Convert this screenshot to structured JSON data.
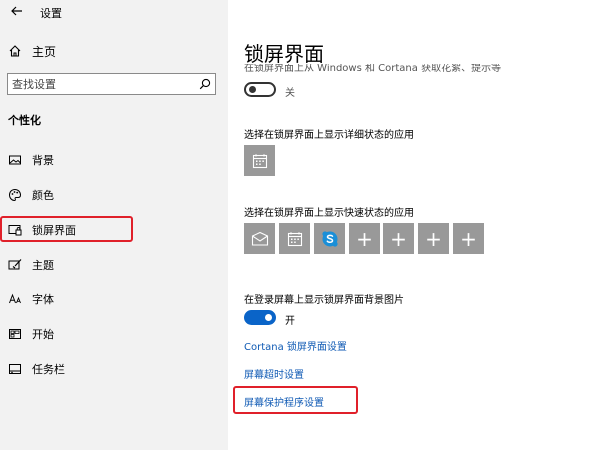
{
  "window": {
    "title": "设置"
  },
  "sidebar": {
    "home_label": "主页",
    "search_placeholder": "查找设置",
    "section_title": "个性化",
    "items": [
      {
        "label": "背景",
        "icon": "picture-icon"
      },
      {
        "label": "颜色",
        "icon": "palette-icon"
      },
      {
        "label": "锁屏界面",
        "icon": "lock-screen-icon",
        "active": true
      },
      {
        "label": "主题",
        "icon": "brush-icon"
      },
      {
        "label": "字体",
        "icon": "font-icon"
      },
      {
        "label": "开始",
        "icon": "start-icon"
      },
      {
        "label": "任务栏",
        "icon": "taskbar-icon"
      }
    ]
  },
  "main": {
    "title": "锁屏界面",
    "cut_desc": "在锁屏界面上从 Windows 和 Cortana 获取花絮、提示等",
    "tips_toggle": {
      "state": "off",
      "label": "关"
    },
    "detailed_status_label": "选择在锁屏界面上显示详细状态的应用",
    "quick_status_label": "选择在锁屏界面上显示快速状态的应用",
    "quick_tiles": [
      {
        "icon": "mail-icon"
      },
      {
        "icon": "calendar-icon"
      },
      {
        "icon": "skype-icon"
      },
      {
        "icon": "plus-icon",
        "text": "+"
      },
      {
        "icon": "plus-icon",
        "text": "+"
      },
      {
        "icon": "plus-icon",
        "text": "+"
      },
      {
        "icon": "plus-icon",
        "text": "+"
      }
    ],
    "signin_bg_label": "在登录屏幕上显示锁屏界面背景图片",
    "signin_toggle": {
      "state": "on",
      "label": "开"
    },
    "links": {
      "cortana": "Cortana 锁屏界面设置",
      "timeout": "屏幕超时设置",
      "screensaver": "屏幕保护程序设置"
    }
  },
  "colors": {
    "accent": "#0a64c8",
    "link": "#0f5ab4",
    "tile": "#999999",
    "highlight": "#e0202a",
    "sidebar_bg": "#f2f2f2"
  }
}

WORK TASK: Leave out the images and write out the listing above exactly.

EXPECTED OUTPUT:
Convert this screenshot to structured JSON data.
{
  "window": {
    "title": "设置"
  },
  "sidebar": {
    "home_label": "主页",
    "search_placeholder": "查找设置",
    "section_title": "个性化",
    "items": [
      {
        "label": "背景",
        "icon": "picture-icon"
      },
      {
        "label": "颜色",
        "icon": "palette-icon"
      },
      {
        "label": "锁屏界面",
        "icon": "lock-screen-icon",
        "active": true
      },
      {
        "label": "主题",
        "icon": "brush-icon"
      },
      {
        "label": "字体",
        "icon": "font-icon"
      },
      {
        "label": "开始",
        "icon": "start-icon"
      },
      {
        "label": "任务栏",
        "icon": "taskbar-icon"
      }
    ]
  },
  "main": {
    "title": "锁屏界面",
    "cut_desc": "在锁屏界面上从 Windows 和 Cortana 获取花絮、提示等",
    "tips_toggle": {
      "state": "off",
      "label": "关"
    },
    "detailed_status_label": "选择在锁屏界面上显示详细状态的应用",
    "quick_status_label": "选择在锁屏界面上显示快速状态的应用",
    "quick_tiles": [
      {
        "icon": "mail-icon"
      },
      {
        "icon": "calendar-icon"
      },
      {
        "icon": "skype-icon"
      },
      {
        "icon": "plus-icon",
        "text": "+"
      },
      {
        "icon": "plus-icon",
        "text": "+"
      },
      {
        "icon": "plus-icon",
        "text": "+"
      },
      {
        "icon": "plus-icon",
        "text": "+"
      }
    ],
    "signin_bg_label": "在登录屏幕上显示锁屏界面背景图片",
    "signin_toggle": {
      "state": "on",
      "label": "开"
    },
    "links": {
      "cortana": "Cortana 锁屏界面设置",
      "timeout": "屏幕超时设置",
      "screensaver": "屏幕保护程序设置"
    }
  },
  "colors": {
    "accent": "#0a64c8",
    "link": "#0f5ab4",
    "tile": "#999999",
    "highlight": "#e0202a",
    "sidebar_bg": "#f2f2f2"
  }
}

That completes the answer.